# [Work to be completed]
The whole listing that follows is to be restated word for word, images excluded.
--------------------------------------------------
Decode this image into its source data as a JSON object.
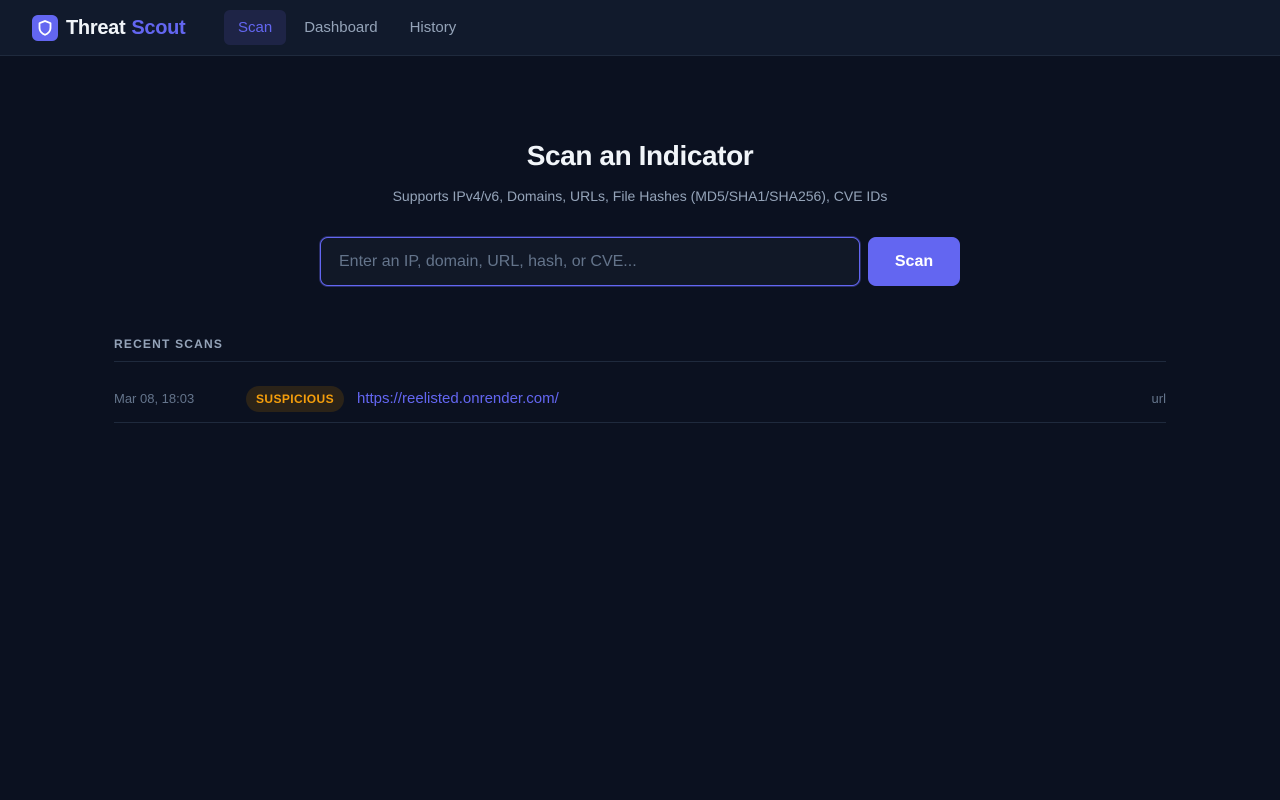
{
  "app": {
    "brand_word1": "Threat",
    "brand_word2": "Scout",
    "logo_icon": "shield-icon",
    "accent_color": "#6366f1"
  },
  "nav": {
    "items": [
      {
        "label": "Scan",
        "active": true
      },
      {
        "label": "Dashboard",
        "active": false
      },
      {
        "label": "History",
        "active": false
      }
    ]
  },
  "hero": {
    "title": "Scan an Indicator",
    "subtitle": "Supports IPv4/v6, Domains, URLs, File Hashes (MD5/SHA1/SHA256), CVE IDs"
  },
  "search": {
    "placeholder": "Enter an IP, domain, URL, hash, or CVE...",
    "value": "",
    "button_label": "Scan"
  },
  "recent": {
    "heading": "RECENT SCANS",
    "rows": [
      {
        "time": "Mar 08, 18:03",
        "verdict": "SUSPICIOUS",
        "verdict_color": "#f59e0b",
        "indicator": "https://reelisted.onrender.com/",
        "type": "url"
      }
    ]
  }
}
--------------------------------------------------
# [Output below]
Decode this image into its source data as a JSON object.
{
  "app": {
    "brand_word1": "Threat",
    "brand_word2": "Scout",
    "logo_icon": "shield-icon",
    "accent_color": "#6366f1"
  },
  "nav": {
    "items": [
      {
        "label": "Scan",
        "active": true
      },
      {
        "label": "Dashboard",
        "active": false
      },
      {
        "label": "History",
        "active": false
      }
    ]
  },
  "hero": {
    "title": "Scan an Indicator",
    "subtitle": "Supports IPv4/v6, Domains, URLs, File Hashes (MD5/SHA1/SHA256), CVE IDs"
  },
  "search": {
    "placeholder": "Enter an IP, domain, URL, hash, or CVE...",
    "value": "",
    "button_label": "Scan"
  },
  "recent": {
    "heading": "RECENT SCANS",
    "rows": [
      {
        "time": "Mar 08, 18:03",
        "verdict": "SUSPICIOUS",
        "verdict_color": "#f59e0b",
        "indicator": "https://reelisted.onrender.com/",
        "type": "url"
      }
    ]
  }
}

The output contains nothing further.